● **Interface dataset entries**

.....

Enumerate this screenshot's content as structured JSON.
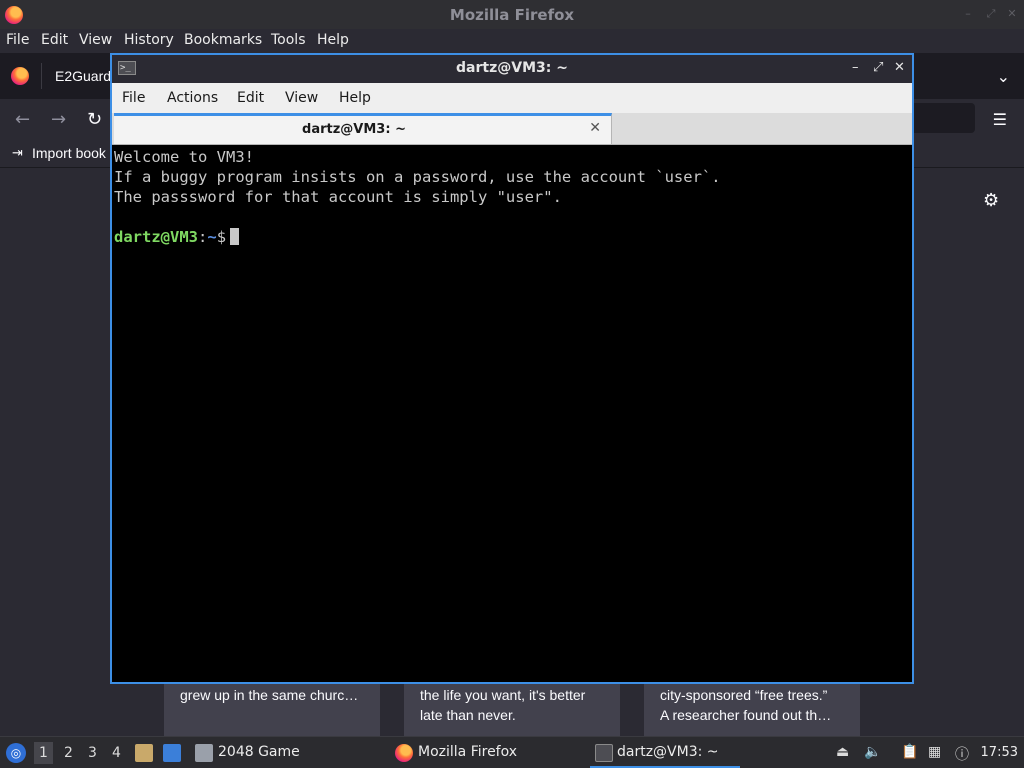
{
  "firefox": {
    "title": "Mozilla Firefox",
    "menu": [
      "File",
      "Edit",
      "View",
      "History",
      "Bookmarks",
      "Tools",
      "Help"
    ],
    "tab_label": "E2Guard",
    "bookmark_label": "Import book"
  },
  "cards": [
    {
      "lines": [
        "grew up in the same churc…"
      ]
    },
    {
      "lines": [
        "the life you want, it's better",
        "late than never."
      ]
    },
    {
      "lines": [
        "city-sponsored “free trees.”",
        "A researcher found out th…"
      ]
    }
  ],
  "terminal": {
    "title": "dartz@VM3: ~",
    "menu": [
      "File",
      "Actions",
      "Edit",
      "View",
      "Help"
    ],
    "tab_label": "dartz@VM3: ~",
    "output": [
      "Welcome to VM3!",
      "If a buggy program insists on a password, use the account `user`.",
      "The passsword for that account is simply \"user\"."
    ],
    "prompt_user": "dartz@VM3",
    "prompt_sep": ":",
    "prompt_path": "~",
    "prompt_symbol": "$"
  },
  "taskbar": {
    "workspaces": [
      "1",
      "2",
      "3",
      "4"
    ],
    "tasks": [
      "2048 Game",
      "Mozilla Firefox",
      "dartz@VM3: ~"
    ],
    "clock": "17:53"
  },
  "colors": {
    "accent": "#3d8fe6",
    "prompt_user": "#7fd962",
    "prompt_path": "#5c8fe0"
  }
}
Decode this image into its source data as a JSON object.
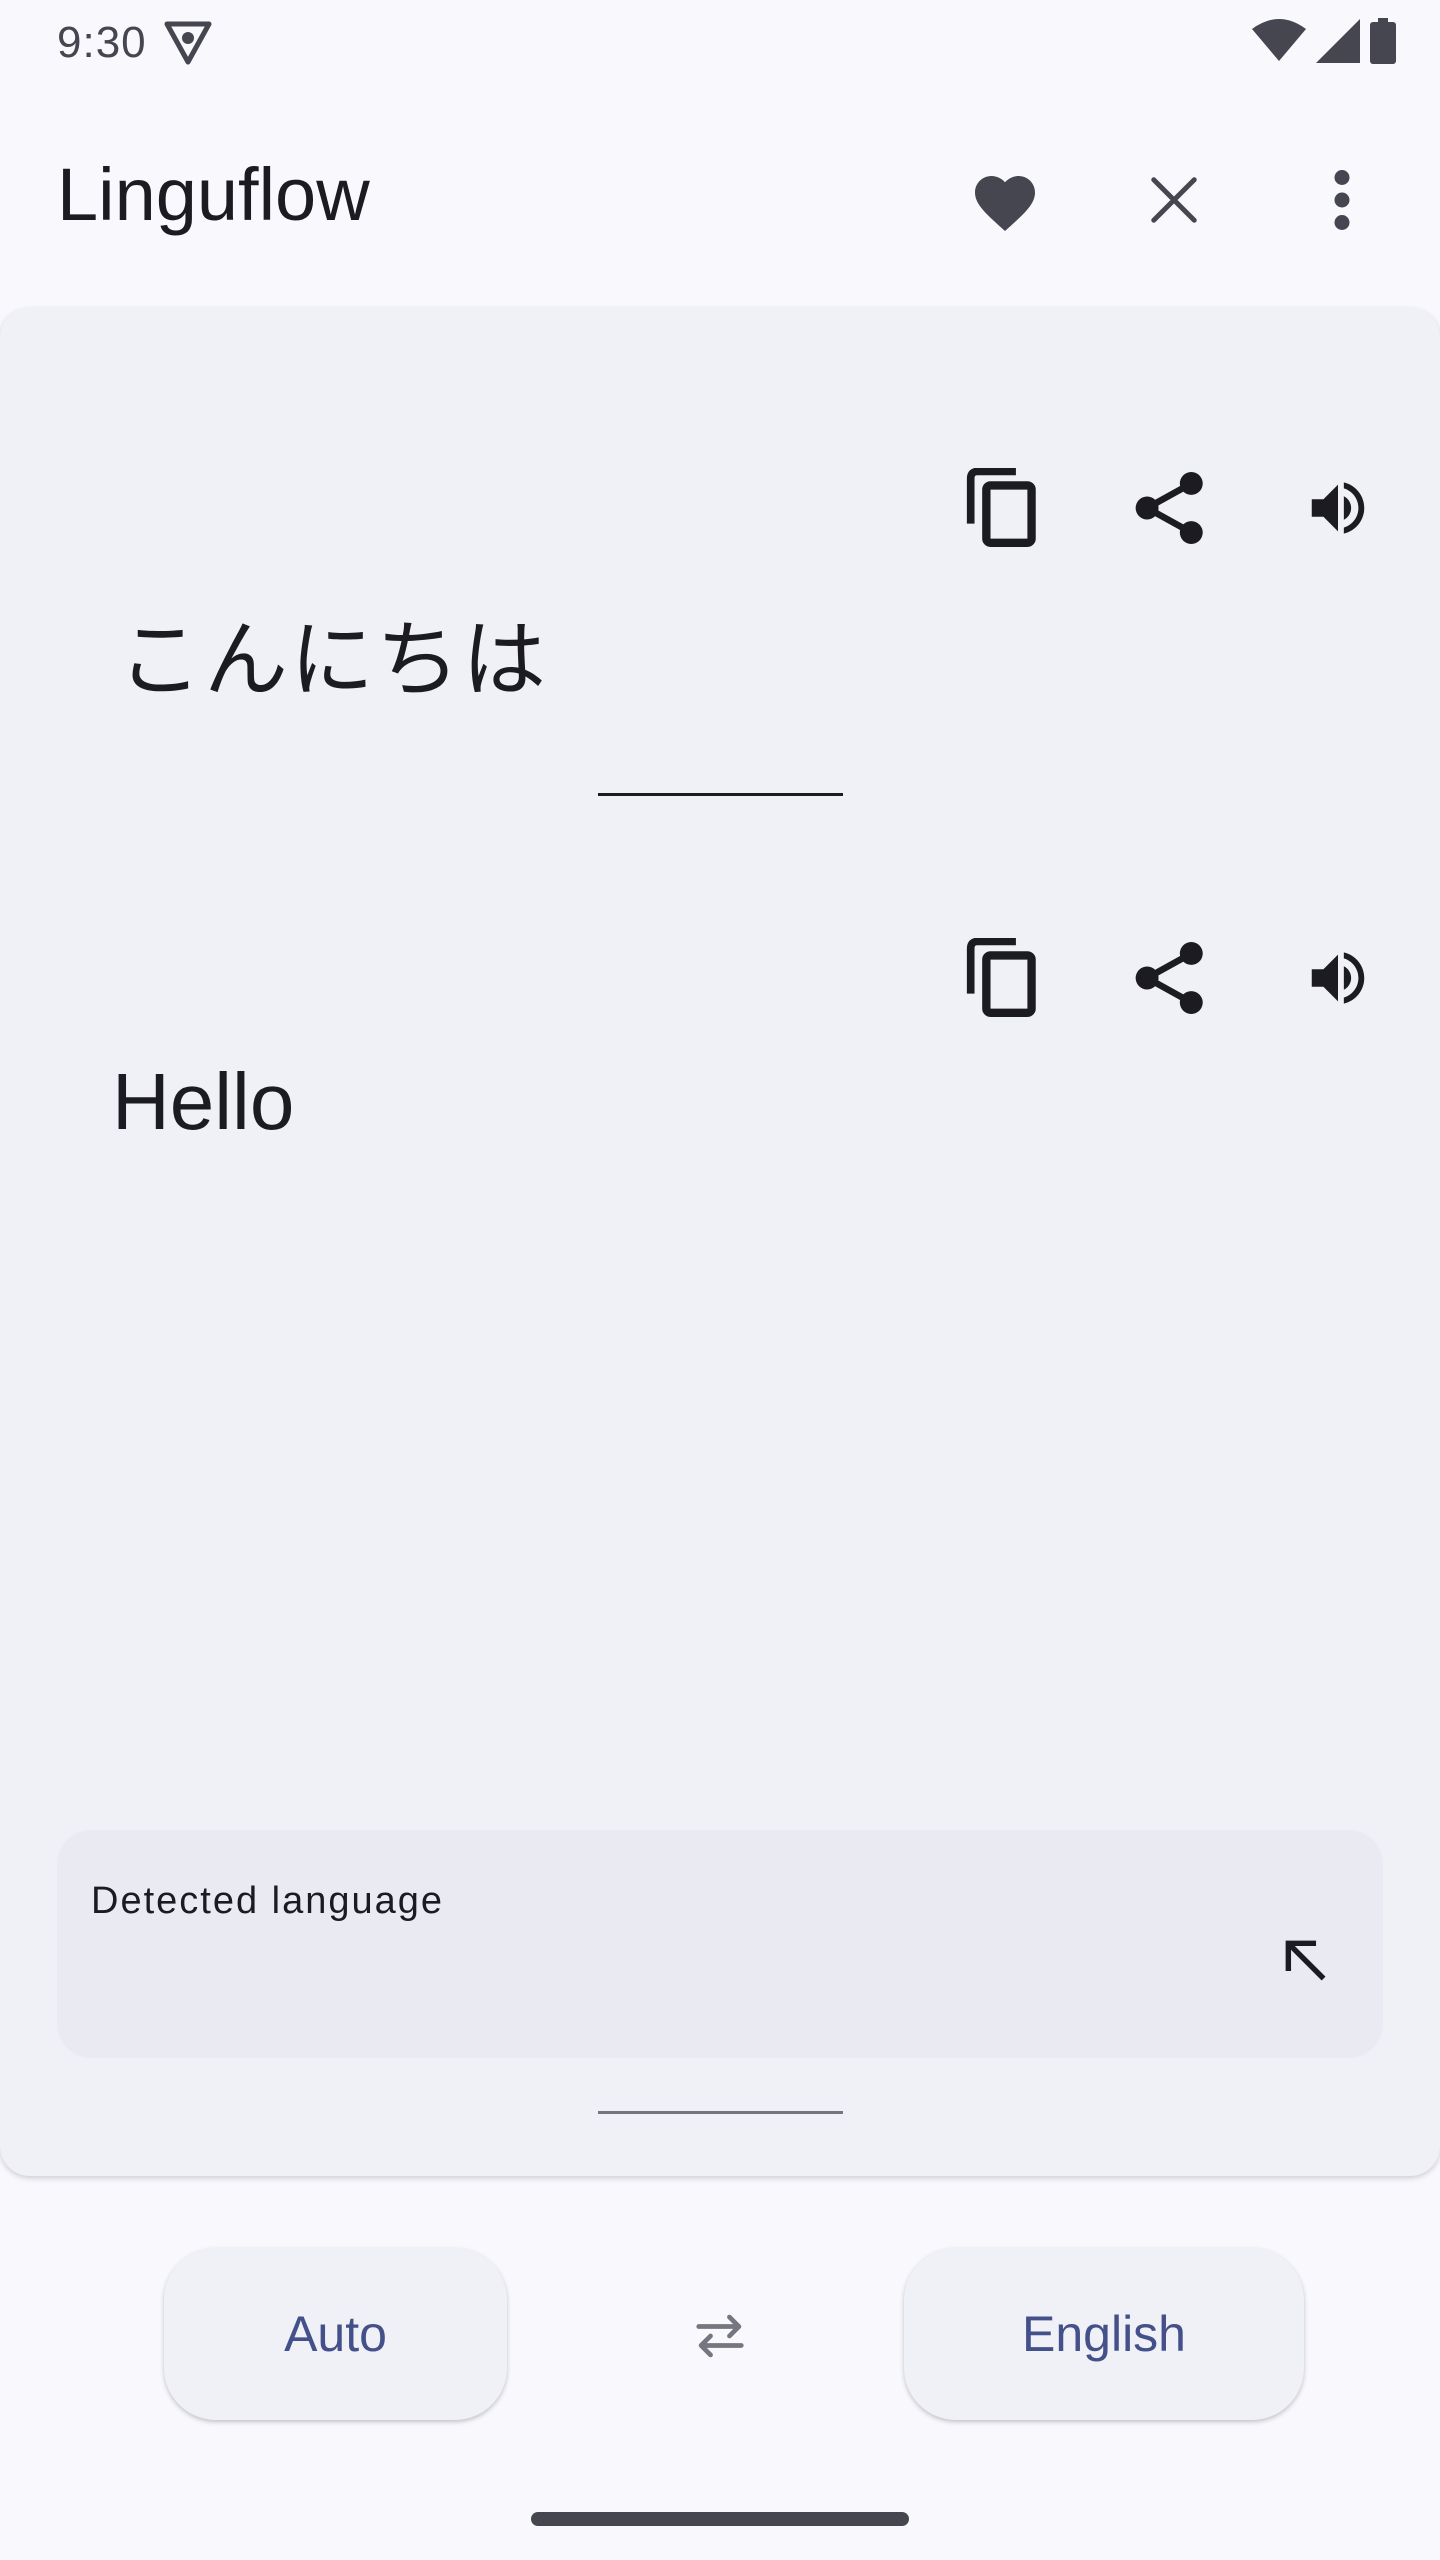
{
  "status_bar": {
    "time": "9:30",
    "icons": [
      "app-notification-icon",
      "wifi-icon",
      "cellular-icon",
      "battery-icon"
    ]
  },
  "app_bar": {
    "title": "Linguflow",
    "actions": [
      "favorite-icon",
      "close-icon",
      "more-vert-icon"
    ]
  },
  "source": {
    "text": "こんにちは",
    "actions": [
      "copy-icon",
      "share-icon",
      "volume-icon"
    ]
  },
  "translation": {
    "text": "Hello",
    "actions": [
      "copy-icon",
      "share-icon",
      "volume-icon"
    ]
  },
  "detected": {
    "label": "Detected language",
    "action_icon": "arrow-up-left-icon"
  },
  "languages": {
    "source": "Auto",
    "target": "English",
    "swap_icon": "swap-horiz-icon"
  },
  "colors": {
    "background": "#f8f8fd",
    "card": "#f0f0f7",
    "accent": "#44508a",
    "icon": "#1b1b21"
  }
}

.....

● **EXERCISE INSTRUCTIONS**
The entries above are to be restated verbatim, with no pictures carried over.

● **ANSWER SECTION**
Enumerate this screenshot's content as structured JSON.
{
  "firefox": {
    "title": "Mozilla Firefox",
    "menu": [
      "File",
      "Edit",
      "View",
      "History",
      "Bookmarks",
      "Tools",
      "Help"
    ],
    "tab_label": "E2Guard",
    "bookmark_label": "Import book"
  },
  "cards": [
    {
      "lines": [
        "grew up in the same churc…"
      ]
    },
    {
      "lines": [
        "the life you want, it's better",
        "late than never."
      ]
    },
    {
      "lines": [
        "city-sponsored “free trees.”",
        "A researcher found out th…"
      ]
    }
  ],
  "terminal": {
    "title": "dartz@VM3: ~",
    "menu": [
      "File",
      "Actions",
      "Edit",
      "View",
      "Help"
    ],
    "tab_label": "dartz@VM3: ~",
    "output": [
      "Welcome to VM3!",
      "If a buggy program insists on a password, use the account `user`.",
      "The passsword for that account is simply \"user\"."
    ],
    "prompt_user": "dartz@VM3",
    "prompt_sep": ":",
    "prompt_path": "~",
    "prompt_symbol": "$"
  },
  "taskbar": {
    "workspaces": [
      "1",
      "2",
      "3",
      "4"
    ],
    "tasks": [
      "2048 Game",
      "Mozilla Firefox",
      "dartz@VM3: ~"
    ],
    "clock": "17:53"
  },
  "colors": {
    "accent": "#3d8fe6",
    "prompt_user": "#7fd962",
    "prompt_path": "#5c8fe0"
  }
}
Decode this image into its source data as a JSON object.
{
  "status_bar": {
    "time": "9:30",
    "icons": [
      "app-notification-icon",
      "wifi-icon",
      "cellular-icon",
      "battery-icon"
    ]
  },
  "app_bar": {
    "title": "Linguflow",
    "actions": [
      "favorite-icon",
      "close-icon",
      "more-vert-icon"
    ]
  },
  "source": {
    "text": "こんにちは",
    "actions": [
      "copy-icon",
      "share-icon",
      "volume-icon"
    ]
  },
  "translation": {
    "text": "Hello",
    "actions": [
      "copy-icon",
      "share-icon",
      "volume-icon"
    ]
  },
  "detected": {
    "label": "Detected language",
    "action_icon": "arrow-up-left-icon"
  },
  "languages": {
    "source": "Auto",
    "target": "English",
    "swap_icon": "swap-horiz-icon"
  },
  "colors": {
    "background": "#f8f8fd",
    "card": "#f0f0f7",
    "accent": "#44508a",
    "icon": "#1b1b21"
  }
}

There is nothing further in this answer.